Description of the task: Retype the entries exactly, but skip the pictures.

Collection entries
______
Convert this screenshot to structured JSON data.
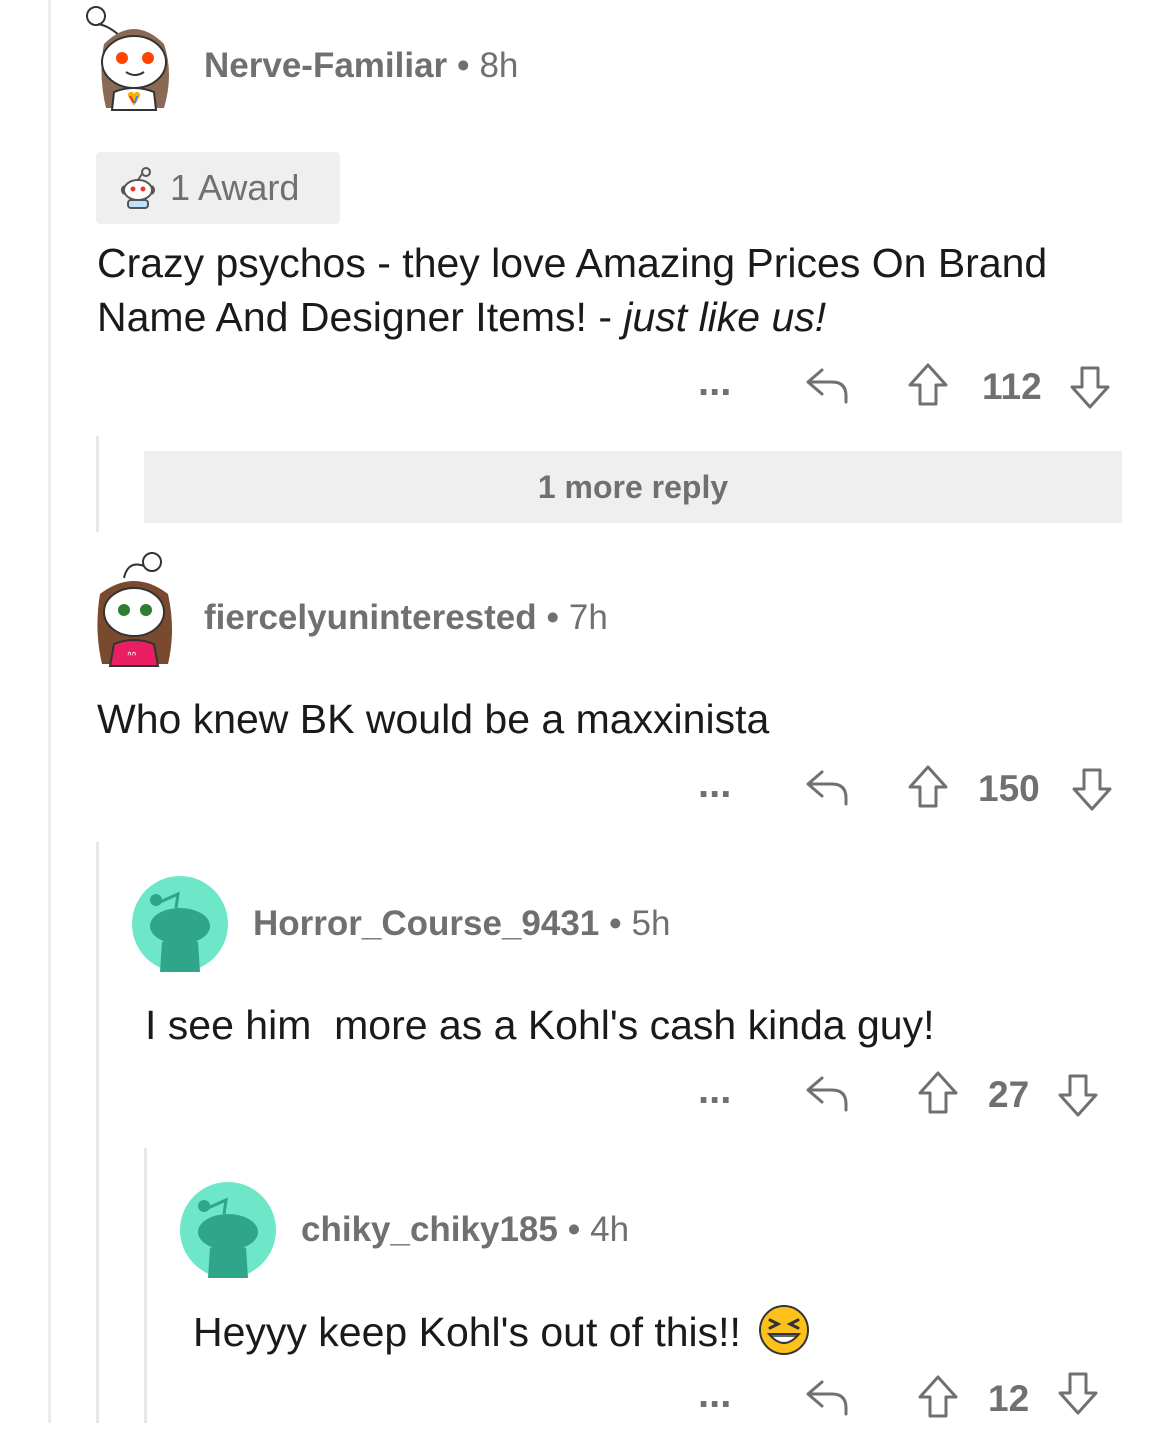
{
  "comments": [
    {
      "username": "Nerve-Familiar",
      "time": "8h",
      "award_label": "1 Award",
      "text": "Crazy psychos - they love Amazing Prices On Brand Name And Designer Items! - ",
      "text_italic": "just like us!",
      "score": "112"
    },
    {
      "username": "fiercelyuninterested",
      "time": "7h",
      "text": "Who knew BK would be a maxxinista",
      "score": "150"
    },
    {
      "username": "Horror_Course_9431",
      "time": "5h",
      "text": "I see him  more as a Kohl's cash kinda guy!",
      "score": "27"
    },
    {
      "username": "chiky_chiky185",
      "time": "4h",
      "text": "Heyyy keep Kohl's out of this!!",
      "score": "12"
    }
  ],
  "more_replies_label": "1 more reply",
  "separator": "•",
  "more_dots": "...",
  "colors": {
    "meta_gray": "#707070",
    "reply_bar_bg": "#efefef",
    "default_avatar_bg": "#6ee6c8",
    "default_avatar_figure": "#2fa58a"
  },
  "icons": [
    "more-dots-icon",
    "reply-arrow-icon",
    "upvote-arrow-icon",
    "downvote-arrow-icon",
    "award-icon",
    "grin-emoji-icon"
  ]
}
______
Result of this exercise:
Convert this screenshot to structured JSON data.
{
  "comments": [
    {
      "username": "Nerve-Familiar",
      "time": "8h",
      "award_label": "1 Award",
      "text": "Crazy psychos - they love Amazing Prices On Brand Name And Designer Items! - ",
      "text_italic": "just like us!",
      "score": "112"
    },
    {
      "username": "fiercelyuninterested",
      "time": "7h",
      "text": "Who knew BK would be a maxxinista",
      "score": "150"
    },
    {
      "username": "Horror_Course_9431",
      "time": "5h",
      "text": "I see him  more as a Kohl's cash kinda guy!",
      "score": "27"
    },
    {
      "username": "chiky_chiky185",
      "time": "4h",
      "text": "Heyyy keep Kohl's out of this!!",
      "score": "12"
    }
  ],
  "more_replies_label": "1 more reply",
  "separator": "•",
  "more_dots": "...",
  "colors": {
    "meta_gray": "#707070",
    "reply_bar_bg": "#efefef",
    "default_avatar_bg": "#6ee6c8",
    "default_avatar_figure": "#2fa58a"
  },
  "icons": [
    "more-dots-icon",
    "reply-arrow-icon",
    "upvote-arrow-icon",
    "downvote-arrow-icon",
    "award-icon",
    "grin-emoji-icon"
  ]
}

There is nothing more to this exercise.